## What you have to do:
Scan the material below for every line with the string "query", and copy those lines.

## Source data:
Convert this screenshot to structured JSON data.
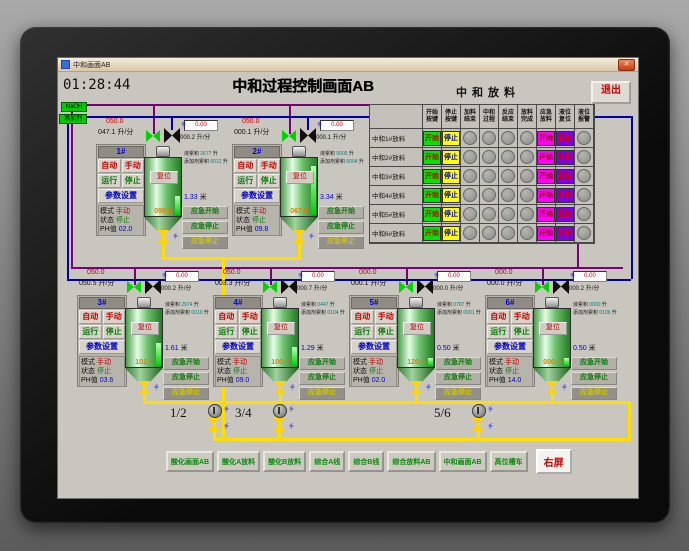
{
  "window": {
    "title": "中和画面AB",
    "close": "✕"
  },
  "header": {
    "clock": "01:28:44",
    "title": "中和过程控制画面AB",
    "panel_title": "中和放料",
    "exit": "退出"
  },
  "sources": {
    "naoh": "NaOH",
    "additive": "添加剂"
  },
  "labels": {
    "auto": "自动",
    "manual": "手动",
    "run": "运行",
    "stop": "停止",
    "params": "参数设置",
    "mode": "模式",
    "state": "状态",
    "ph": "PH值",
    "flow_unit": "升/分",
    "acc": "液累积",
    "add_acc": "添加剂累积",
    "vol_unit": "升",
    "em_start": "应急开始",
    "em_stop": "应急停止",
    "em_stop2": "应急停止",
    "tank_btn": "复位",
    "valve_tag": "手"
  },
  "units": [
    {
      "id": "1#",
      "set": "050.0",
      "flow": "047.1",
      "add_set": "0.00",
      "add_flow": "000.2",
      "acc": "2677",
      "add_acc_v": "0012",
      "level": "1.33",
      "level_unit": "米",
      "level_pct": 33,
      "tank_val": "098.2",
      "mode": "手动",
      "state": "停止",
      "ph": "02.0"
    },
    {
      "id": "2#",
      "set": "050.0",
      "flow": "000.1",
      "add_set": "0.00",
      "add_flow": "000.1",
      "acc": "0000",
      "add_acc_v": "0004",
      "level": "3.34",
      "level_unit": "米",
      "level_pct": 84,
      "tank_val": "067.6",
      "mode": "手动",
      "state": "停止",
      "ph": "09.8"
    },
    {
      "id": "3#",
      "set": "050.0",
      "flow": "050.5",
      "add_set": "0.00",
      "add_flow": "000.2",
      "acc": "2974",
      "add_acc_v": "0010",
      "level": "1.61",
      "level_unit": "米",
      "level_pct": 40,
      "tank_val": "102.7",
      "mode": "手动",
      "state": "停止",
      "ph": "03.6"
    },
    {
      "id": "4#",
      "set": "050.0",
      "flow": "003.3",
      "add_set": "0.00",
      "add_flow": "000.7",
      "acc": "0447",
      "add_acc_v": "0104",
      "level": "1.29",
      "level_unit": "米",
      "level_pct": 32,
      "tank_val": "100.0",
      "mode": "手动",
      "state": "停止",
      "ph": "09.0"
    },
    {
      "id": "5#",
      "set": "000.0",
      "flow": "000.1",
      "add_set": "0.00",
      "add_flow": "000.0",
      "acc": "0787",
      "add_acc_v": "0001",
      "level": "0.50",
      "level_unit": "米",
      "level_pct": 13,
      "tank_val": "120.0",
      "mode": "手动",
      "state": "停止",
      "ph": "02.0"
    },
    {
      "id": "6#",
      "set": "000.0",
      "flow": "000.0",
      "add_set": "0.00",
      "add_flow": "000.2",
      "acc": "0000",
      "add_acc_v": "0106",
      "level": "0.50",
      "level_unit": "米",
      "level_pct": 13,
      "tank_val": "000.0",
      "mode": "手动",
      "state": "停止",
      "ph": "14.0"
    }
  ],
  "table": {
    "headers": [
      {
        "l1": "开始",
        "l2": "按键"
      },
      {
        "l1": "停止",
        "l2": "按键"
      },
      {
        "l1": "加料",
        "l2": "结束"
      },
      {
        "l1": "中和",
        "l2": "过程"
      },
      {
        "l1": "反应",
        "l2": "结束"
      },
      {
        "l1": "放料",
        "l2": "完成"
      },
      {
        "l1": "应急",
        "l2": "放料"
      },
      {
        "l1": "液位",
        "l2": "复位"
      },
      {
        "l1": "液位",
        "l2": "报警"
      }
    ],
    "rows": [
      {
        "label": "中和1#放料"
      },
      {
        "label": "中和2#放料"
      },
      {
        "label": "中和3#放料"
      },
      {
        "label": "中和4#放料"
      },
      {
        "label": "中和5#放料"
      },
      {
        "label": "中和6#放料"
      }
    ],
    "btn": {
      "start": "开始",
      "stop": "停止",
      "em": "开始",
      "reset": "复位"
    }
  },
  "pumps": [
    {
      "label": "1/2"
    },
    {
      "label": "3/4"
    },
    {
      "label": "5/6"
    }
  ],
  "nav": {
    "items": [
      "酸化画面AB",
      "酸化A放料",
      "酸化B放料",
      "综合A线",
      "综合B线",
      "综合放料AB",
      "中和画面AB",
      "高位槽车"
    ],
    "right_screen": "右屏"
  },
  "colors": {
    "naoh_pipe": "#7a007a",
    "additive_pipe": "#0000aa",
    "discharge_pipe": "#ffdf00",
    "start_green": "#00e400",
    "stop_yellow": "#ffff00",
    "em_magenta": "#ff00ff",
    "reset_purple": "#7d00e8"
  }
}
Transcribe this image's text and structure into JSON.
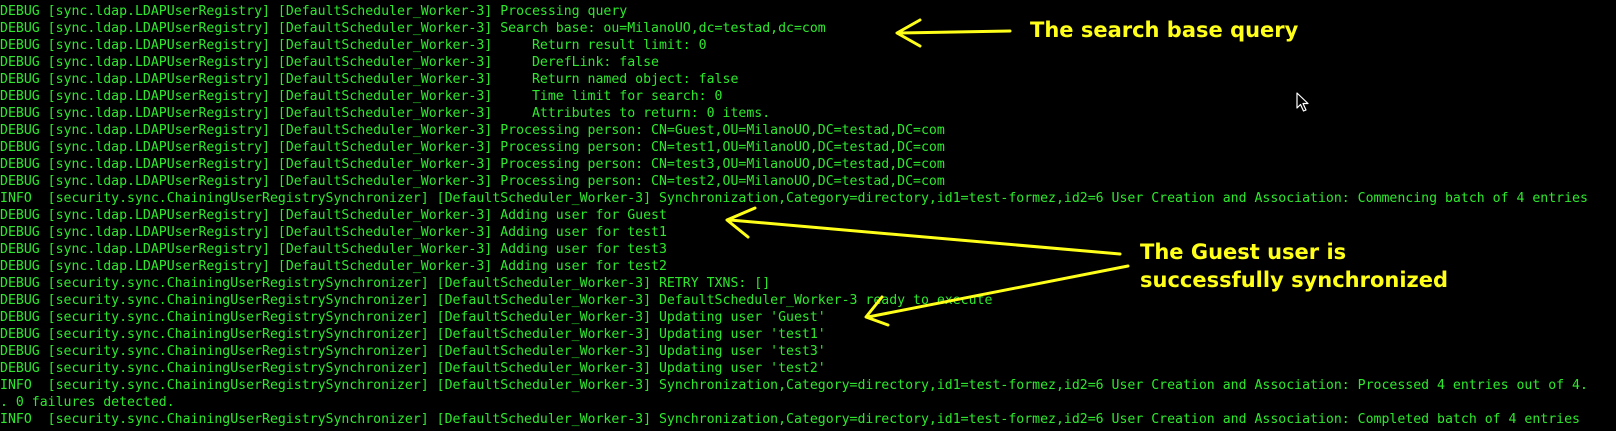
{
  "colors": {
    "background": "#000000",
    "log_text": "#2ee82e",
    "annotation": "#ffff1a"
  },
  "log_lines": [
    "DEBUG [sync.ldap.LDAPUserRegistry] [DefaultScheduler_Worker-3] Processing query",
    "DEBUG [sync.ldap.LDAPUserRegistry] [DefaultScheduler_Worker-3] Search base: ou=MilanoUO,dc=testad,dc=com",
    "DEBUG [sync.ldap.LDAPUserRegistry] [DefaultScheduler_Worker-3]     Return result limit: 0",
    "DEBUG [sync.ldap.LDAPUserRegistry] [DefaultScheduler_Worker-3]     DerefLink: false",
    "DEBUG [sync.ldap.LDAPUserRegistry] [DefaultScheduler_Worker-3]     Return named object: false",
    "DEBUG [sync.ldap.LDAPUserRegistry] [DefaultScheduler_Worker-3]     Time limit for search: 0",
    "DEBUG [sync.ldap.LDAPUserRegistry] [DefaultScheduler_Worker-3]     Attributes to return: 0 items.",
    "DEBUG [sync.ldap.LDAPUserRegistry] [DefaultScheduler_Worker-3] Processing person: CN=Guest,OU=MilanoUO,DC=testad,DC=com",
    "DEBUG [sync.ldap.LDAPUserRegistry] [DefaultScheduler_Worker-3] Processing person: CN=test1,OU=MilanoUO,DC=testad,DC=com",
    "DEBUG [sync.ldap.LDAPUserRegistry] [DefaultScheduler_Worker-3] Processing person: CN=test3,OU=MilanoUO,DC=testad,DC=com",
    "DEBUG [sync.ldap.LDAPUserRegistry] [DefaultScheduler_Worker-3] Processing person: CN=test2,OU=MilanoUO,DC=testad,DC=com",
    "INFO  [security.sync.ChainingUserRegistrySynchronizer] [DefaultScheduler_Worker-3] Synchronization,Category=directory,id1=test-formez,id2=6 User Creation and Association: Commencing batch of 4 entries",
    "DEBUG [sync.ldap.LDAPUserRegistry] [DefaultScheduler_Worker-3] Adding user for Guest",
    "DEBUG [sync.ldap.LDAPUserRegistry] [DefaultScheduler_Worker-3] Adding user for test1",
    "DEBUG [sync.ldap.LDAPUserRegistry] [DefaultScheduler_Worker-3] Adding user for test3",
    "DEBUG [sync.ldap.LDAPUserRegistry] [DefaultScheduler_Worker-3] Adding user for test2",
    "DEBUG [security.sync.ChainingUserRegistrySynchronizer] [DefaultScheduler_Worker-3] RETRY TXNS: []",
    "DEBUG [security.sync.ChainingUserRegistrySynchronizer] [DefaultScheduler_Worker-3] DefaultScheduler_Worker-3 ready to execute",
    "DEBUG [security.sync.ChainingUserRegistrySynchronizer] [DefaultScheduler_Worker-3] Updating user 'Guest'",
    "DEBUG [security.sync.ChainingUserRegistrySynchronizer] [DefaultScheduler_Worker-3] Updating user 'test1'",
    "DEBUG [security.sync.ChainingUserRegistrySynchronizer] [DefaultScheduler_Worker-3] Updating user 'test3'",
    "DEBUG [security.sync.ChainingUserRegistrySynchronizer] [DefaultScheduler_Worker-3] Updating user 'test2'",
    "INFO  [security.sync.ChainingUserRegistrySynchronizer] [DefaultScheduler_Worker-3] Synchronization,Category=directory,id1=test-formez,id2=6 User Creation and Association: Processed 4 entries out of 4.",
    ". 0 failures detected.",
    "INFO  [security.sync.ChainingUserRegistrySynchronizer] [DefaultScheduler_Worker-3] Synchronization,Category=directory,id1=test-formez,id2=6 User Creation and Association: Completed batch of 4 entries"
  ],
  "annotations": {
    "search_base": "The search base query",
    "guest_line1": "The Guest user is",
    "guest_line2": "successfully synchronized"
  },
  "icons": {
    "cursor": "mouse-pointer-icon"
  }
}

## Exercise output:
    "DEBUG [sync.ldap.LDAPUserRegistry] [DefaultScheduler_Worker-3] Processing query",
    "search_base": "The search base query",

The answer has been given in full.